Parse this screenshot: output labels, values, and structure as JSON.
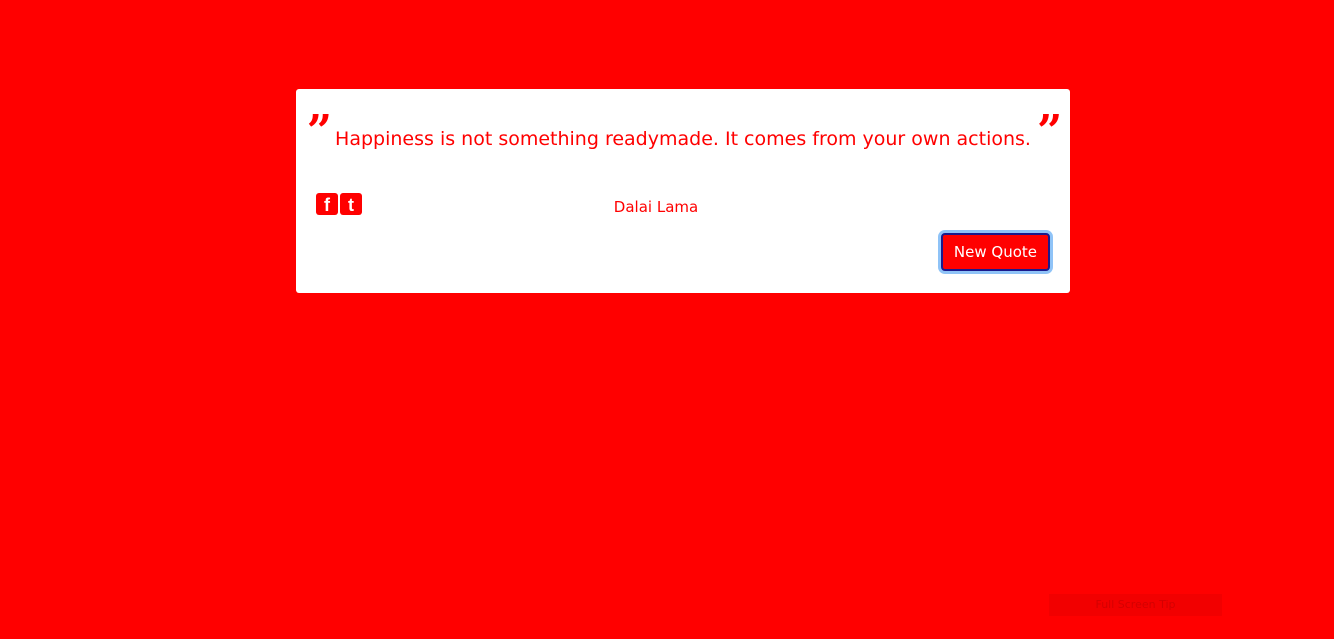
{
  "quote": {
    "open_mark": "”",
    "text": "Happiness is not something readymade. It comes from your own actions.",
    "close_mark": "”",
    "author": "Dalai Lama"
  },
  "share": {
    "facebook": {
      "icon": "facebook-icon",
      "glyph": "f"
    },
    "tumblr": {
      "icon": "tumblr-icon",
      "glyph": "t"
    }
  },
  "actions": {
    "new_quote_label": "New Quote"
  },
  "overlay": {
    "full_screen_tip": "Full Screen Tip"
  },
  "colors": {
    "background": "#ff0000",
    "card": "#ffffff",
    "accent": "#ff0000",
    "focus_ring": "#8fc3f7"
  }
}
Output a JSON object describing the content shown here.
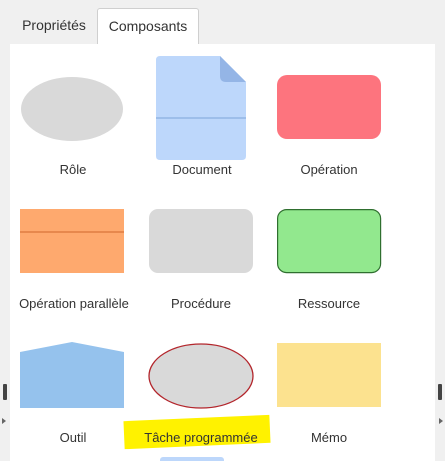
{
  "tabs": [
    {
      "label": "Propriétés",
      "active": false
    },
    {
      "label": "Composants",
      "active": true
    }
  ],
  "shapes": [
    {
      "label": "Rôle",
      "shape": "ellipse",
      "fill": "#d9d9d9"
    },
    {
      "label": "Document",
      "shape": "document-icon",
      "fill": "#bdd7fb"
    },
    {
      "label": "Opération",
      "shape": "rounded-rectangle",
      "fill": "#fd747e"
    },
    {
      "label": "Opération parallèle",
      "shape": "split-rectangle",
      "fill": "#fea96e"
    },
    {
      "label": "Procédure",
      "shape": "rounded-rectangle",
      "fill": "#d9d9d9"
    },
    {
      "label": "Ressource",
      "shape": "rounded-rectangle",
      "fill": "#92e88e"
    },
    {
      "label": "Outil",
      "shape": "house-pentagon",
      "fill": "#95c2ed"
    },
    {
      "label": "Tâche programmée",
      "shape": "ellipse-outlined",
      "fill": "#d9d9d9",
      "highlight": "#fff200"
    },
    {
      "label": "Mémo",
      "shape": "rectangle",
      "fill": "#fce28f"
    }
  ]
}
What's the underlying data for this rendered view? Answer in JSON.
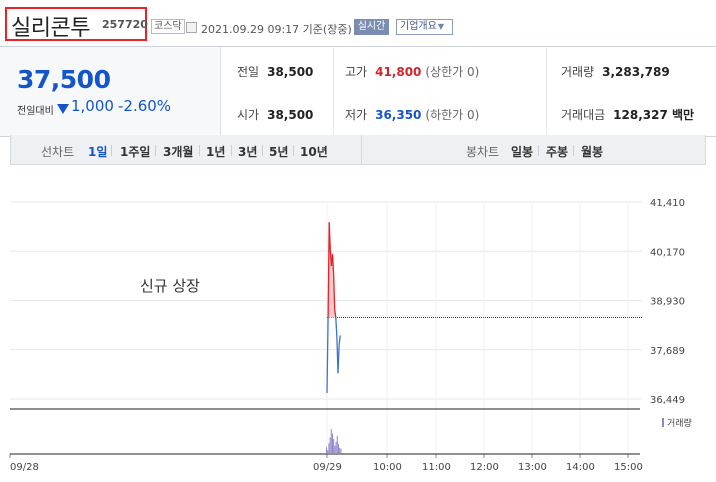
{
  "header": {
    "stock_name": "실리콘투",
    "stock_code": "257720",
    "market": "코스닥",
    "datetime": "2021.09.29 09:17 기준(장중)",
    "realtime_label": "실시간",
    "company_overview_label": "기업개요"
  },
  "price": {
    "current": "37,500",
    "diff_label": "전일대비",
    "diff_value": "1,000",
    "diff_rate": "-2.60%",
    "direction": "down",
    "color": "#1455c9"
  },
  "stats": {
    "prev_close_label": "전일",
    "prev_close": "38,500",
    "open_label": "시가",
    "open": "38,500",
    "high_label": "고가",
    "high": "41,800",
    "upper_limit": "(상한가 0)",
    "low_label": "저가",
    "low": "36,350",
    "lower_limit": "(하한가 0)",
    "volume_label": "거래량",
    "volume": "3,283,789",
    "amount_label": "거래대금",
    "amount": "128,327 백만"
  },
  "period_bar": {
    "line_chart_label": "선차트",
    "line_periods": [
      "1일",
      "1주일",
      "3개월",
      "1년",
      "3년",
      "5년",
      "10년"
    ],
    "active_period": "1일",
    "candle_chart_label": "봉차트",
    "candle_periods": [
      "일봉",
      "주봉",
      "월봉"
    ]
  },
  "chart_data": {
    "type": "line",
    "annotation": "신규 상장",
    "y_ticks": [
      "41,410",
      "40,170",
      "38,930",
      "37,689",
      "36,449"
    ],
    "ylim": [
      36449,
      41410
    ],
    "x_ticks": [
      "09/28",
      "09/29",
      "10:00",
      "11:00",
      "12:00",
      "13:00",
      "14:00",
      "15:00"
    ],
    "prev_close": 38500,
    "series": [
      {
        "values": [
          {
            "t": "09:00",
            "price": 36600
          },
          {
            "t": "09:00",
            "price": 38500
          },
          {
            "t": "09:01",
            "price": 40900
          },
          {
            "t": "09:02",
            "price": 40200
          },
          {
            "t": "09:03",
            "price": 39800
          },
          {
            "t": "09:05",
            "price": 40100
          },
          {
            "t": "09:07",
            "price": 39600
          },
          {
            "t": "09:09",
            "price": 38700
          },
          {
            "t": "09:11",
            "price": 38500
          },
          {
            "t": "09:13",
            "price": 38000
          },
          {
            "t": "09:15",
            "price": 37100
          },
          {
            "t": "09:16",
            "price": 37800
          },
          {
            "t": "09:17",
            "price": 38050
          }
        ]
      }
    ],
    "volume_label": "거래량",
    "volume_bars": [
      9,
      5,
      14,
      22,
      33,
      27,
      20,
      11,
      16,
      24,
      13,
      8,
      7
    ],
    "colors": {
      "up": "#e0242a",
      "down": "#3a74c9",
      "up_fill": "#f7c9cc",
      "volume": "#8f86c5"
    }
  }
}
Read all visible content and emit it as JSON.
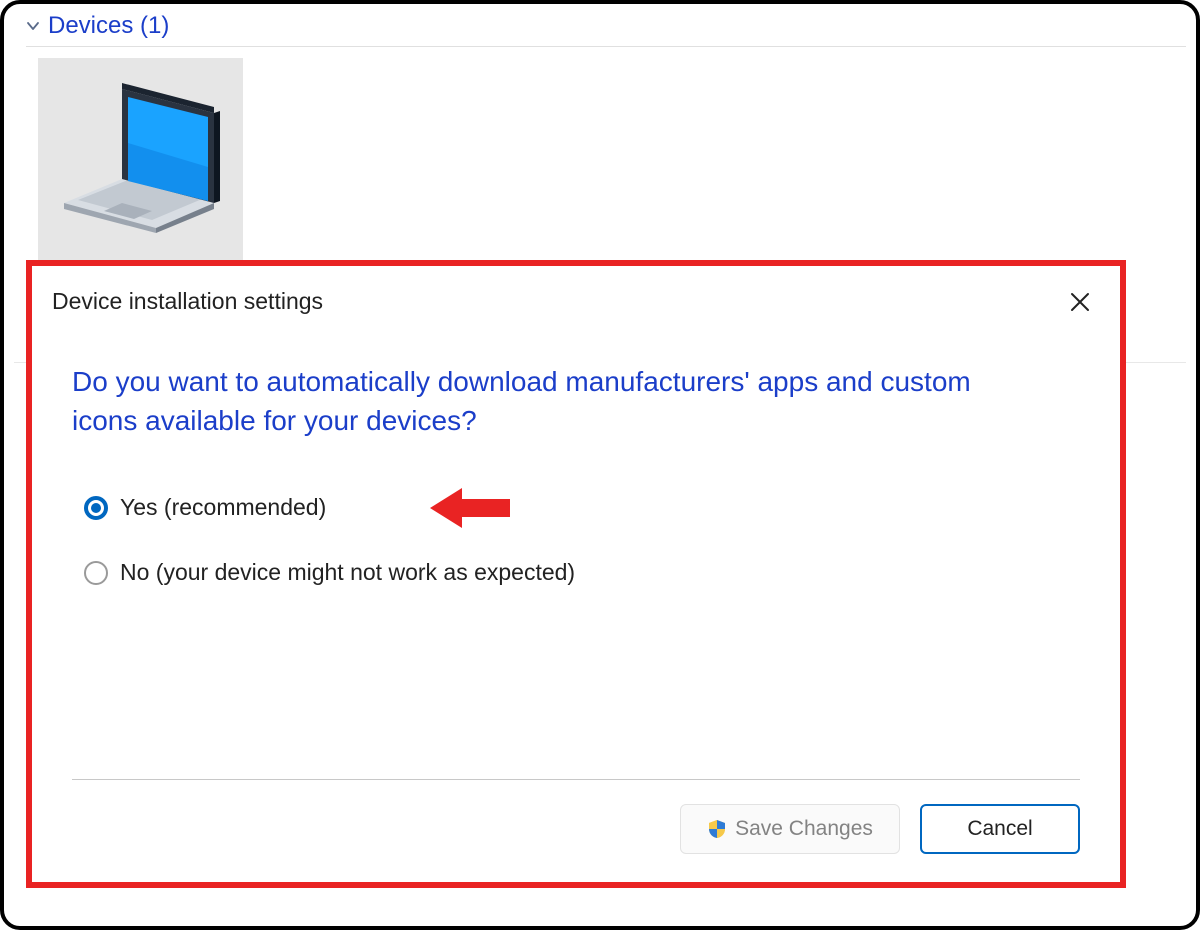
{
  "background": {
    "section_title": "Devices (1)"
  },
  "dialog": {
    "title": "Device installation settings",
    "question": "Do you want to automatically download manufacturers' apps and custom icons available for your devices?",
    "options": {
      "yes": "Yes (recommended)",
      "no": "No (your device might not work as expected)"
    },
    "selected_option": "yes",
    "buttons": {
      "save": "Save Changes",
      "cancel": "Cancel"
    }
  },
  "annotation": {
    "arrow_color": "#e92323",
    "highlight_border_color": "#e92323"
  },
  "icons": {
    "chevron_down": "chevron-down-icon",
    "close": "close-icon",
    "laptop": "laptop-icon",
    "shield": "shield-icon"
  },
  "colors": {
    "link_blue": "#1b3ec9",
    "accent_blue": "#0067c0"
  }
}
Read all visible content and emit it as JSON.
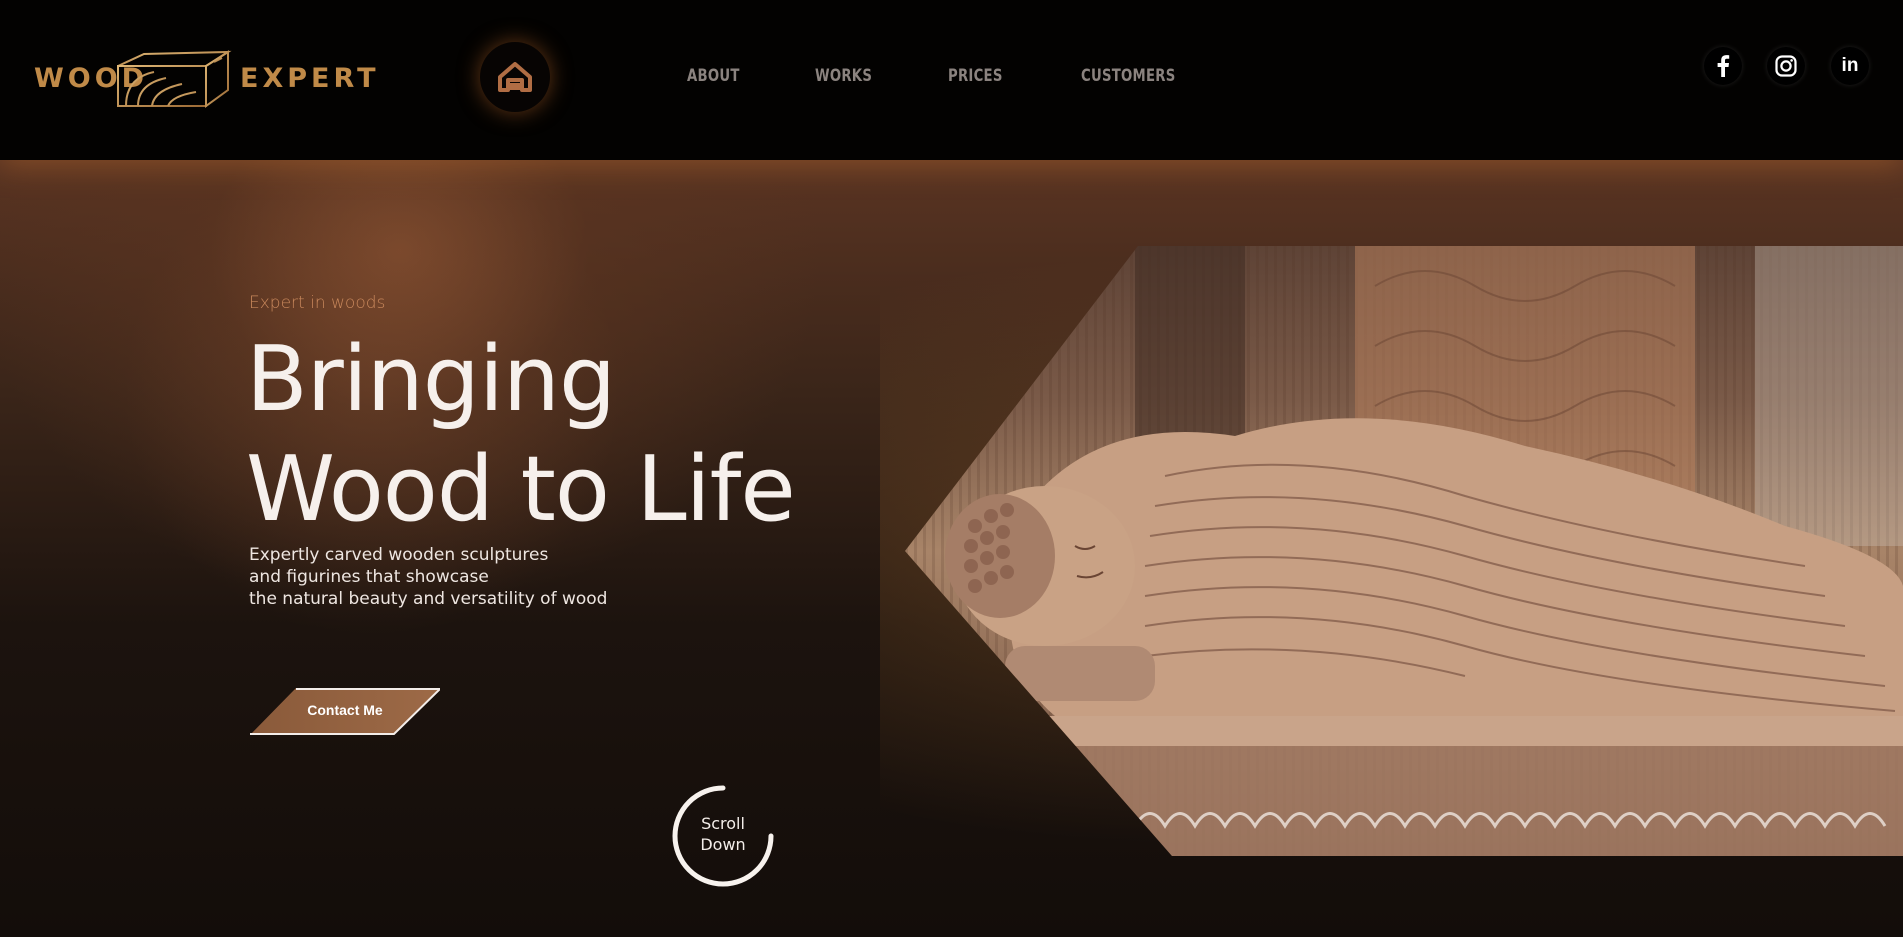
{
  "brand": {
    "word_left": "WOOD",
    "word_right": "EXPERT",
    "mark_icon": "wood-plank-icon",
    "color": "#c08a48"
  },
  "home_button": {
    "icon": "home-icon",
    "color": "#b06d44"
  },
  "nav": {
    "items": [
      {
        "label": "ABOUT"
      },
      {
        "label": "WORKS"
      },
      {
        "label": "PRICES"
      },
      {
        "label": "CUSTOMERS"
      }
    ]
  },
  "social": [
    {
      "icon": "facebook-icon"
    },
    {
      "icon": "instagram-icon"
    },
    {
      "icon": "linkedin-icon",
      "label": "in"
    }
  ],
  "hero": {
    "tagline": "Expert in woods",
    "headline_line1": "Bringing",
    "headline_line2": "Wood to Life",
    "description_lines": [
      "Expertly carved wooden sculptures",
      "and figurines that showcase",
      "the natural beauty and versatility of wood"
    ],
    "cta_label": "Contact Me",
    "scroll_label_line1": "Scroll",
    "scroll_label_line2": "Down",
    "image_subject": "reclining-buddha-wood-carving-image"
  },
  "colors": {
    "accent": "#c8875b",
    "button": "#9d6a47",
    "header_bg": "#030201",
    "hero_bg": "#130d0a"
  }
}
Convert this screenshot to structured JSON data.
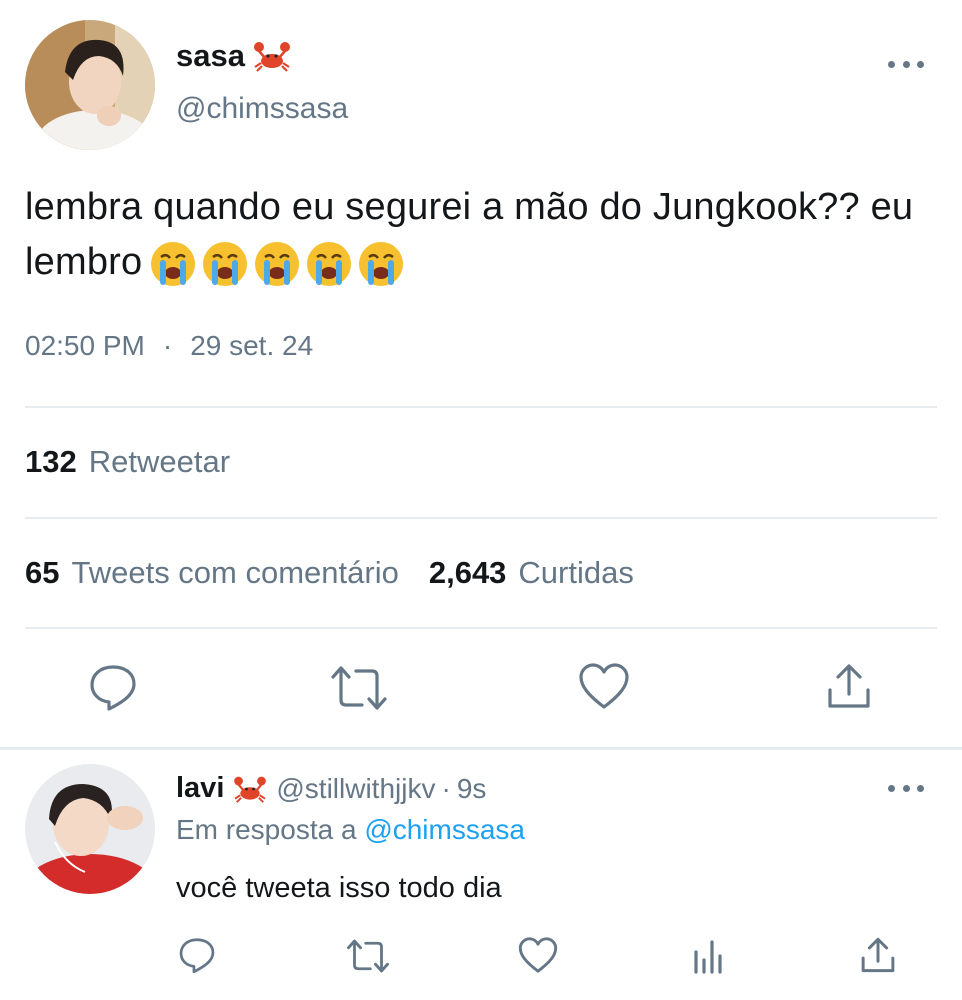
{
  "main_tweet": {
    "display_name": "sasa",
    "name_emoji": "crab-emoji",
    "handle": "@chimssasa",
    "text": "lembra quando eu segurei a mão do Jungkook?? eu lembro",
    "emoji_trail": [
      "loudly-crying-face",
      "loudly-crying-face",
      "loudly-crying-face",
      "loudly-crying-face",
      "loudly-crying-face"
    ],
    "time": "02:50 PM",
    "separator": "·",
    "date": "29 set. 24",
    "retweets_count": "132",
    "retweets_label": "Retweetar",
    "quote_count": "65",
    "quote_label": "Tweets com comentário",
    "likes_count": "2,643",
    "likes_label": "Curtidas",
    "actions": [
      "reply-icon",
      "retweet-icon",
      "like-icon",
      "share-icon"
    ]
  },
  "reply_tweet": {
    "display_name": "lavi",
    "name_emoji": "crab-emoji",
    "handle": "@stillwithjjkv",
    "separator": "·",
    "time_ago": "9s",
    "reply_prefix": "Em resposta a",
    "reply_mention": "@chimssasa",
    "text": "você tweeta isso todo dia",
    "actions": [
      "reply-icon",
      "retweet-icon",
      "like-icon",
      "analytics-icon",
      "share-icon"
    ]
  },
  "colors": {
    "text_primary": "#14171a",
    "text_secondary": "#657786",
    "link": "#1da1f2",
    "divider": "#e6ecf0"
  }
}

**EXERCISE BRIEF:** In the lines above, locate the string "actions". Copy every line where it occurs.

**ANSWER BOX:**
    "text": "Happiness is not something readymade. It comes from your own actions.",
  "actions": {
    "actions": [
    "actions": [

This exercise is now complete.